Task requirements ▸ All of the records shown below need to be copied with no differences.

Source information ▸
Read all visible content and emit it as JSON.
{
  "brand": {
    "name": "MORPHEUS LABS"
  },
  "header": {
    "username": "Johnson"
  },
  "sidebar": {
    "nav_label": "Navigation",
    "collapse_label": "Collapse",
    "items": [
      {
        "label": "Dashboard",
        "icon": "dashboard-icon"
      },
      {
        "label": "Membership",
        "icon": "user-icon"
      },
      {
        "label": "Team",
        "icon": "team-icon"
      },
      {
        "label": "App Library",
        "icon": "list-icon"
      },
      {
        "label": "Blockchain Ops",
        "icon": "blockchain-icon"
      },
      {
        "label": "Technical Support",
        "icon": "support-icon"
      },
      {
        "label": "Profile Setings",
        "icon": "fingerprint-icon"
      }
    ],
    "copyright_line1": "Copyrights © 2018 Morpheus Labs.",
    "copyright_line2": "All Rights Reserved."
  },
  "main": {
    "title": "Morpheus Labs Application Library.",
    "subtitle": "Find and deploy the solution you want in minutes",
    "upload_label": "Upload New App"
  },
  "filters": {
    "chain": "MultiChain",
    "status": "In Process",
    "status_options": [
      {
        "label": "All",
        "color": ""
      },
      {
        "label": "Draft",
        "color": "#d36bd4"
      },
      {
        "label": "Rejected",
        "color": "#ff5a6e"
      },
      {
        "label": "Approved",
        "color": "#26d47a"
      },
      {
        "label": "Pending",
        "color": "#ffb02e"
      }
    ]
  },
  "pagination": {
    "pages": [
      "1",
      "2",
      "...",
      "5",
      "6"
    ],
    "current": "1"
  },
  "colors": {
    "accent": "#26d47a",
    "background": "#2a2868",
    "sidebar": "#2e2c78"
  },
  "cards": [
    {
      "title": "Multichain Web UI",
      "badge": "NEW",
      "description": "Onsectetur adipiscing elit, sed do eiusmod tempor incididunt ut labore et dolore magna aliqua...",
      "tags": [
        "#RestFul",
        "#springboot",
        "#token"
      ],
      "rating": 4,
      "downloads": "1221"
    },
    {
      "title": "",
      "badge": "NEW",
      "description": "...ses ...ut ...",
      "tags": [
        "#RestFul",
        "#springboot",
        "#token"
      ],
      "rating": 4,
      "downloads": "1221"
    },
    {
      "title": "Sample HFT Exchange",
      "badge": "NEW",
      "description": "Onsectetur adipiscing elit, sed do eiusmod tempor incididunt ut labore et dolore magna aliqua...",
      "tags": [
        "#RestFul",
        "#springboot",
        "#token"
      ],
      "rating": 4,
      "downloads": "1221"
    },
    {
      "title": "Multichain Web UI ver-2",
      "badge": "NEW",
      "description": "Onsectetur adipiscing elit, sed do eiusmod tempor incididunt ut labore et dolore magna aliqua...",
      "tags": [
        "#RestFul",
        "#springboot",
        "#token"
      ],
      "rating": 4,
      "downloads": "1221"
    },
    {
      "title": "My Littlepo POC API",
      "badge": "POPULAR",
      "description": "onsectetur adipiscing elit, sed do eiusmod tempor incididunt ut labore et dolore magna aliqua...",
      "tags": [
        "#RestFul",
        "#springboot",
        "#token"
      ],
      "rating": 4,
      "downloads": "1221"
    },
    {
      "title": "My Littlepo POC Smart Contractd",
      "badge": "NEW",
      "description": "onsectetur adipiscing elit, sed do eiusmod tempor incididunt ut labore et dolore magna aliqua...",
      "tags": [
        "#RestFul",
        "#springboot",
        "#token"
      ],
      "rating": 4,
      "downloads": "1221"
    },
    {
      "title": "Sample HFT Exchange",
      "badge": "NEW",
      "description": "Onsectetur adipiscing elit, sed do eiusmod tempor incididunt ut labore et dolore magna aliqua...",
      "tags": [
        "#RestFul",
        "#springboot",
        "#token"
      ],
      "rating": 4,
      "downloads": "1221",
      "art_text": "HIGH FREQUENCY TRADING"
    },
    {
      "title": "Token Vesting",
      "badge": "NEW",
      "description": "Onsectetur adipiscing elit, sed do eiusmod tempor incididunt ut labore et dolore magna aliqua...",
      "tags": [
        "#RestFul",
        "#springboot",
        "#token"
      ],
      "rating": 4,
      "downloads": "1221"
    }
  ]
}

Expected answer ▸
Read all visible content and emit it as JSON.
{
  "brand": {
    "name": "MORPHEUS LABS"
  },
  "header": {
    "username": "Johnson"
  },
  "sidebar": {
    "nav_label": "Navigation",
    "collapse_label": "Collapse",
    "items": [
      {
        "label": "Dashboard",
        "icon": "dashboard-icon"
      },
      {
        "label": "Membership",
        "icon": "user-icon"
      },
      {
        "label": "Team",
        "icon": "team-icon"
      },
      {
        "label": "App Library",
        "icon": "list-icon"
      },
      {
        "label": "Blockchain Ops",
        "icon": "blockchain-icon"
      },
      {
        "label": "Technical Support",
        "icon": "support-icon"
      },
      {
        "label": "Profile Setings",
        "icon": "fingerprint-icon"
      }
    ],
    "copyright_line1": "Copyrights © 2018 Morpheus Labs.",
    "copyright_line2": "All Rights Reserved."
  },
  "main": {
    "title": "Morpheus Labs Application Library.",
    "subtitle": "Find and deploy the solution you want in minutes",
    "upload_label": "Upload New App"
  },
  "filters": {
    "chain": "MultiChain",
    "status": "In Process",
    "status_options": [
      {
        "label": "All",
        "color": ""
      },
      {
        "label": "Draft",
        "color": "#d36bd4"
      },
      {
        "label": "Rejected",
        "color": "#ff5a6e"
      },
      {
        "label": "Approved",
        "color": "#26d47a"
      },
      {
        "label": "Pending",
        "color": "#ffb02e"
      }
    ]
  },
  "pagination": {
    "pages": [
      "1",
      "2",
      "...",
      "5",
      "6"
    ],
    "current": "1"
  },
  "colors": {
    "accent": "#26d47a",
    "background": "#2a2868",
    "sidebar": "#2e2c78"
  },
  "cards": [
    {
      "title": "Multichain Web UI",
      "badge": "NEW",
      "description": "Onsectetur adipiscing elit, sed do eiusmod tempor incididunt ut labore et dolore magna aliqua...",
      "tags": [
        "#RestFul",
        "#springboot",
        "#token"
      ],
      "rating": 4,
      "downloads": "1221"
    },
    {
      "title": "",
      "badge": "NEW",
      "description": "...ses ...ut ...",
      "tags": [
        "#RestFul",
        "#springboot",
        "#token"
      ],
      "rating": 4,
      "downloads": "1221"
    },
    {
      "title": "Sample HFT Exchange",
      "badge": "NEW",
      "description": "Onsectetur adipiscing elit, sed do eiusmod tempor incididunt ut labore et dolore magna aliqua...",
      "tags": [
        "#RestFul",
        "#springboot",
        "#token"
      ],
      "rating": 4,
      "downloads": "1221"
    },
    {
      "title": "Multichain Web UI ver-2",
      "badge": "NEW",
      "description": "Onsectetur adipiscing elit, sed do eiusmod tempor incididunt ut labore et dolore magna aliqua...",
      "tags": [
        "#RestFul",
        "#springboot",
        "#token"
      ],
      "rating": 4,
      "downloads": "1221"
    },
    {
      "title": "My Littlepo POC API",
      "badge": "POPULAR",
      "description": "onsectetur adipiscing elit, sed do eiusmod tempor incididunt ut labore et dolore magna aliqua...",
      "tags": [
        "#RestFul",
        "#springboot",
        "#token"
      ],
      "rating": 4,
      "downloads": "1221"
    },
    {
      "title": "My Littlepo POC Smart Contractd",
      "badge": "NEW",
      "description": "onsectetur adipiscing elit, sed do eiusmod tempor incididunt ut labore et dolore magna aliqua...",
      "tags": [
        "#RestFul",
        "#springboot",
        "#token"
      ],
      "rating": 4,
      "downloads": "1221"
    },
    {
      "title": "Sample HFT Exchange",
      "badge": "NEW",
      "description": "Onsectetur adipiscing elit, sed do eiusmod tempor incididunt ut labore et dolore magna aliqua...",
      "tags": [
        "#RestFul",
        "#springboot",
        "#token"
      ],
      "rating": 4,
      "downloads": "1221",
      "art_text": "HIGH FREQUENCY TRADING"
    },
    {
      "title": "Token Vesting",
      "badge": "NEW",
      "description": "Onsectetur adipiscing elit, sed do eiusmod tempor incididunt ut labore et dolore magna aliqua...",
      "tags": [
        "#RestFul",
        "#springboot",
        "#token"
      ],
      "rating": 4,
      "downloads": "1221"
    }
  ]
}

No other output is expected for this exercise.